Project Number: 2034-21220-006-00-D
Project Type: In-House Appropriated
Start Date: Jun 14, 2013
End Date: May 8, 2018
The overall goal of the proposed research is the development and introduction of new high quality and disease resistant cultivars of almonds, grapes and stone fruits that will sustain American agriculture and supply high quality, nutritious fruits and nuts to US consumers and international markets. This goal was validated, and ranked as a high-priority ‘researchable objective’ by stakeholders attending the 2011 Program Visioning Conference held at the San Joaquin Valley Agricultural Sciences Center. Specifically, over the next five years we will focus on the following objectives: Objective 1: Evaluate table and raisin grape germplasm with putative resistance to powdery mildew for superior fruit quality and field resistance to powdery mildew under commercial conditions. Objective 2: Evaluate fruit quality of dry-on-vine (DOV) raisin selections and of “teinturier” type table and raisin selections. Objective 3: Develop superior Prunus rootstocks with resistance to economically important soilborne pests and excellent graft compatibility, desirable scion vigor, and excellent production potential. Objective 4: Select and evaluate new high quality scion cultivars of Prunus (almond, apricot, peach, and plum) from currently available breeding crosses.
Classical breeding techniques have been used to create segregating populations where the expression of quantitative traits has been concentrated and newly available characters have been transferred into adapted Prunus and Vitis germplasm. Seedlings in existing segregating populations of Prunus and Vitis will be selected and propagated for new cultivar development. Greenhouse and field screening will proceed to select Vitis seedlings with resistant to powdery mildew. Molecular markers will be used to identify those Vitis seedlings with multiple sources of powdery mildew resistance. Resistance to powdery mildew and Pierce’s Disease will be combined through hybridization of appropriate vines. Hybridizations will continue for production of both dry on the vine and red flesh color in grapes. Apricots will be selected for drying ability and for late maturity season from all remaining segregating progenies. New self-compatible almonds will be selected from segregating populations that have kernel qualities similar to Nonpareil, and four high kernel quality self-compatible almond selections will be trialed in three locations in the San Joaquin Valley.

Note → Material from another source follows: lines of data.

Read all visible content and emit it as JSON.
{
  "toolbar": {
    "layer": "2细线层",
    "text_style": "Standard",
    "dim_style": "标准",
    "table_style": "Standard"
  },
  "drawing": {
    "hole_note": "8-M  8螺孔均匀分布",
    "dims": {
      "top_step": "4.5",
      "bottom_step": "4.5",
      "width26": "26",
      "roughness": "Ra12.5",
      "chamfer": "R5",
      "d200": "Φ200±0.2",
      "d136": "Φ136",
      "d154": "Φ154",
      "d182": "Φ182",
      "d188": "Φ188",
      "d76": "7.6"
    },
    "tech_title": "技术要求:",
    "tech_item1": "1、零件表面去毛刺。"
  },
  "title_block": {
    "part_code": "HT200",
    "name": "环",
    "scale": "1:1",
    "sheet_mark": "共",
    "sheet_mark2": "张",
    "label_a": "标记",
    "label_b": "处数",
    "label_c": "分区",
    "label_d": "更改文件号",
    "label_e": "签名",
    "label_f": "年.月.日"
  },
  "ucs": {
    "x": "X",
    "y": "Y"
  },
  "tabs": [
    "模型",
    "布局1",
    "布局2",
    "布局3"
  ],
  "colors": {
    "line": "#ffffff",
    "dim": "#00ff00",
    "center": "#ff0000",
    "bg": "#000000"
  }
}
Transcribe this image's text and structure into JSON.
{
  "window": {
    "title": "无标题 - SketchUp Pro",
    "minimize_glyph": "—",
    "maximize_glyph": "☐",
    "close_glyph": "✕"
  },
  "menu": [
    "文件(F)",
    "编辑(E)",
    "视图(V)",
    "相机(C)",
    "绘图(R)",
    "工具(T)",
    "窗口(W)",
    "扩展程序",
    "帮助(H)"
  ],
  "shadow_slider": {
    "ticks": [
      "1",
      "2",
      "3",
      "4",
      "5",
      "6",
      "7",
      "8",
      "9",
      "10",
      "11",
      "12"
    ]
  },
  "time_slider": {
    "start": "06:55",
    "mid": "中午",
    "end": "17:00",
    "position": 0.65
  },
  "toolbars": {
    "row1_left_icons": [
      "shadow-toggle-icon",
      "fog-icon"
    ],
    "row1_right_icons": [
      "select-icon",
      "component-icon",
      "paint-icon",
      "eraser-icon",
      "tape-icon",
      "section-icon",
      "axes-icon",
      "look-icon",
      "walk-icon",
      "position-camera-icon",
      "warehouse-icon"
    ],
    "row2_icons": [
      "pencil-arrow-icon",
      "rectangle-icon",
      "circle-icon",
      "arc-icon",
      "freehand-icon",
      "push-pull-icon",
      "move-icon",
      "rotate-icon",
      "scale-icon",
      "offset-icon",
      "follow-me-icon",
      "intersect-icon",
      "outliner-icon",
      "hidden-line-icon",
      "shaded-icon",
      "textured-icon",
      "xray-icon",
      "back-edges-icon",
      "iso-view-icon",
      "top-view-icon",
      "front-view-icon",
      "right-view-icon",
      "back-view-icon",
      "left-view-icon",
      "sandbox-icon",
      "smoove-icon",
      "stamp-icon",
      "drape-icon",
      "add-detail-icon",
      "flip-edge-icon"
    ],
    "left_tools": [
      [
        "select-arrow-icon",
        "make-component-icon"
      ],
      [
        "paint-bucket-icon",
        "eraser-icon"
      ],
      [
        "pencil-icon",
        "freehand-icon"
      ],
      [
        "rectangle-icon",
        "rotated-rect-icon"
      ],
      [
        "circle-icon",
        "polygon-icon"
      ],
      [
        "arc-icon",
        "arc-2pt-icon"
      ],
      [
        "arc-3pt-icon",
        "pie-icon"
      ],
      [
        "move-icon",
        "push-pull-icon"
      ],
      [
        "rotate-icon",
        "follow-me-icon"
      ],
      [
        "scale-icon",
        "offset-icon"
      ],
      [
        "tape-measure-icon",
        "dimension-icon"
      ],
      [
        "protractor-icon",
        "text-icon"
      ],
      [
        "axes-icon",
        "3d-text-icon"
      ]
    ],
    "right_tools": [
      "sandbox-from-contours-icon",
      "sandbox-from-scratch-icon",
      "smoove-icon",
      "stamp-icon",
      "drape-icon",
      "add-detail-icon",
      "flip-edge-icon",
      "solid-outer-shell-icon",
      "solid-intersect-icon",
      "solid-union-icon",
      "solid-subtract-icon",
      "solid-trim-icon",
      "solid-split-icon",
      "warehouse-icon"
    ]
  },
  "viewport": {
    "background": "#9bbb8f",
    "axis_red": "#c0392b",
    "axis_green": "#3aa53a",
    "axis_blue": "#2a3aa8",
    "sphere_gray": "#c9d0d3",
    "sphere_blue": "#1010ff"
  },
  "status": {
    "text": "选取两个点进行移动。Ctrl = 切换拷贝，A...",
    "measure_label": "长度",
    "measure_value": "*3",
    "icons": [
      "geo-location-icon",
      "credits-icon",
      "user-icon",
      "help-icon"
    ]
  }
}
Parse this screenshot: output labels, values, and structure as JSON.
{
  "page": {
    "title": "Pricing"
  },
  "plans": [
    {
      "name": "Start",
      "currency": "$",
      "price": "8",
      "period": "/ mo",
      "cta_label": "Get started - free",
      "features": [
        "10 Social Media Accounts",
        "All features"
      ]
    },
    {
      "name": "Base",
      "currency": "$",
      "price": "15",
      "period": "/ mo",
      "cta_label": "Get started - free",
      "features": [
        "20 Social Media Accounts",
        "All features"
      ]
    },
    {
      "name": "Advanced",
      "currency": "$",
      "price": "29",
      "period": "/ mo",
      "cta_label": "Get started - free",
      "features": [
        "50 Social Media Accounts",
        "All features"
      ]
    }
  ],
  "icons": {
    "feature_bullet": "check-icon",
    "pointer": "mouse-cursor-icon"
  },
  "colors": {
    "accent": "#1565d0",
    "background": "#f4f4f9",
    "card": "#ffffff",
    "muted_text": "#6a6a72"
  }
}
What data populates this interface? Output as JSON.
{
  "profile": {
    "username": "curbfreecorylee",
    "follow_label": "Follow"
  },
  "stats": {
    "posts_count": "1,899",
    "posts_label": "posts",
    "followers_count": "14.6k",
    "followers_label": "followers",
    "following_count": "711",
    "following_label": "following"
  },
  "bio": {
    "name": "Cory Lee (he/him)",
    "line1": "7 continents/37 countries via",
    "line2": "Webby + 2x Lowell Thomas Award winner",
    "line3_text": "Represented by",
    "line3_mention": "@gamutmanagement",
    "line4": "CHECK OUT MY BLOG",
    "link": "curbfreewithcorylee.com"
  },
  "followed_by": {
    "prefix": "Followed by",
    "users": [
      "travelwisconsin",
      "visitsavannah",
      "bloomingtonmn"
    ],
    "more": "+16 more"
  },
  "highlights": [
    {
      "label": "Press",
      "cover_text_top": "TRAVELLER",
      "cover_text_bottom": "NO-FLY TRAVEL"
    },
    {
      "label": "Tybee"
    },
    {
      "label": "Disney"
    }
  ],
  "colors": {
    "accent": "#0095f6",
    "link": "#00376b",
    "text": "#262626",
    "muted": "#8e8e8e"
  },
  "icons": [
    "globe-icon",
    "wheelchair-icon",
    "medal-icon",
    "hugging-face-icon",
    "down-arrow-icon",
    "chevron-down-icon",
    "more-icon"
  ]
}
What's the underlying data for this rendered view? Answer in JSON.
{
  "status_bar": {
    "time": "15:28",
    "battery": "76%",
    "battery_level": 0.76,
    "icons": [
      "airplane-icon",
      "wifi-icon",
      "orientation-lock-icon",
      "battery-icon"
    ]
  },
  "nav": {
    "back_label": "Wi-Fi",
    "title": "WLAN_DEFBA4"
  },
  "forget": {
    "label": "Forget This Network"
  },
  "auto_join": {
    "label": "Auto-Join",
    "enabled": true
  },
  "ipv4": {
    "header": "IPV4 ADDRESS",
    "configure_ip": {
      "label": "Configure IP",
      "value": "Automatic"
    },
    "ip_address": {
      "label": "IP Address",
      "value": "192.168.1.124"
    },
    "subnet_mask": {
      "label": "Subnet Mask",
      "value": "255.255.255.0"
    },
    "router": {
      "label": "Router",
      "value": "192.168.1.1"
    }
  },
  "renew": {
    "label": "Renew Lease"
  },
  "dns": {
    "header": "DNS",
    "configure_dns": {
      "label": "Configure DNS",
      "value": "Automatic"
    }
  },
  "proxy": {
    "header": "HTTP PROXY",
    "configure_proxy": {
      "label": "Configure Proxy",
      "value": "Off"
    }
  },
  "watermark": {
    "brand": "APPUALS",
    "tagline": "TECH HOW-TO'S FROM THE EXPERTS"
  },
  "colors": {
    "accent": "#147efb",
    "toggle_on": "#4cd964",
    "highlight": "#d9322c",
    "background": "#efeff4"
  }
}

Hybridization will be repeated if necessary, to achieve population sizes necessary for identifying and selecting elite germplasm or for the development of molecular markers linked to traits of interest.